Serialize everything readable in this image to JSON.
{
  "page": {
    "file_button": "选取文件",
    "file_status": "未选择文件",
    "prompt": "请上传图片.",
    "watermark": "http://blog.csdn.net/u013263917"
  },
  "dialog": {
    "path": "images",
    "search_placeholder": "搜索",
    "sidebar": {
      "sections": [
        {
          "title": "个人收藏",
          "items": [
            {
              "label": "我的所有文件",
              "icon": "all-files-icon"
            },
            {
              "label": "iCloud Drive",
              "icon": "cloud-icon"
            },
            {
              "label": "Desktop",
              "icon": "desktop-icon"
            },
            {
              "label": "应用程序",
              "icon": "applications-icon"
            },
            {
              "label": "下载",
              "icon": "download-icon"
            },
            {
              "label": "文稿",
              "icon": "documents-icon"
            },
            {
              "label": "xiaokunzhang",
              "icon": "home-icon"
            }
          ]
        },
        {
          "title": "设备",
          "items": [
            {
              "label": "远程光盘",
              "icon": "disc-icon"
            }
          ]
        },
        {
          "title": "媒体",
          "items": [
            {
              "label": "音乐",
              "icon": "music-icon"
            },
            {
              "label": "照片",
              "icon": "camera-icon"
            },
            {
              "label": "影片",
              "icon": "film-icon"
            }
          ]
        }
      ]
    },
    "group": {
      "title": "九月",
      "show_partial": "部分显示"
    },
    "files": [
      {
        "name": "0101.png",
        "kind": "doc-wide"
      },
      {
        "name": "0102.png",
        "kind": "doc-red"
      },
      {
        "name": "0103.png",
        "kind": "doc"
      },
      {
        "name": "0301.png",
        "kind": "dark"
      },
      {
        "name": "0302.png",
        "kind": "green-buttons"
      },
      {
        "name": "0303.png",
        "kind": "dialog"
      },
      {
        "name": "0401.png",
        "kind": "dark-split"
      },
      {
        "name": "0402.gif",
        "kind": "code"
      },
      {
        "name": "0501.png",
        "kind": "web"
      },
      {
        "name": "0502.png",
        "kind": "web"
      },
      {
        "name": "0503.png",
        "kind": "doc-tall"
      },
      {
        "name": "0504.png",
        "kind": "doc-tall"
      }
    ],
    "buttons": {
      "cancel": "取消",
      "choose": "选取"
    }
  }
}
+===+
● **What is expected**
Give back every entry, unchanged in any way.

● **Output for this exercise**
Serialize everything readable in this image to JSON.
{
  "page": {
    "file_button": "选取文件",
    "file_status": "未选择文件",
    "prompt": "请上传图片.",
    "watermark": "http://blog.csdn.net/u013263917"
  },
  "dialog": {
    "path": "images",
    "search_placeholder": "搜索",
    "sidebar": {
      "sections": [
        {
          "title": "个人收藏",
          "items": [
            {
              "label": "我的所有文件",
              "icon": "all-files-icon"
            },
            {
              "label": "iCloud Drive",
              "icon": "cloud-icon"
            },
            {
              "label": "Desktop",
              "icon": "desktop-icon"
            },
            {
              "label": "应用程序",
              "icon": "applications-icon"
            },
            {
              "label": "下载",
              "icon": "download-icon"
            },
            {
              "label": "文稿",
              "icon": "documents-icon"
            },
            {
              "label": "xiaokunzhang",
              "icon": "home-icon"
            }
          ]
        },
        {
          "title": "设备",
          "items": [
            {
              "label": "远程光盘",
              "icon": "disc-icon"
            }
          ]
        },
        {
          "title": "媒体",
          "items": [
            {
              "label": "音乐",
              "icon": "music-icon"
            },
            {
              "label": "照片",
              "icon": "camera-icon"
            },
            {
              "label": "影片",
              "icon": "film-icon"
            }
          ]
        }
      ]
    },
    "group": {
      "title": "九月",
      "show_partial": "部分显示"
    },
    "files": [
      {
        "name": "0101.png",
        "kind": "doc-wide"
      },
      {
        "name": "0102.png",
        "kind": "doc-red"
      },
      {
        "name": "0103.png",
        "kind": "doc"
      },
      {
        "name": "0301.png",
        "kind": "dark"
      },
      {
        "name": "0302.png",
        "kind": "green-buttons"
      },
      {
        "name": "0303.png",
        "kind": "dialog"
      },
      {
        "name": "0401.png",
        "kind": "dark-split"
      },
      {
        "name": "0402.gif",
        "kind": "code"
      },
      {
        "name": "0501.png",
        "kind": "web"
      },
      {
        "name": "0502.png",
        "kind": "web"
      },
      {
        "name": "0503.png",
        "kind": "doc-tall"
      },
      {
        "name": "0504.png",
        "kind": "doc-tall"
      }
    ],
    "buttons": {
      "cancel": "取消",
      "choose": "选取"
    }
  }
}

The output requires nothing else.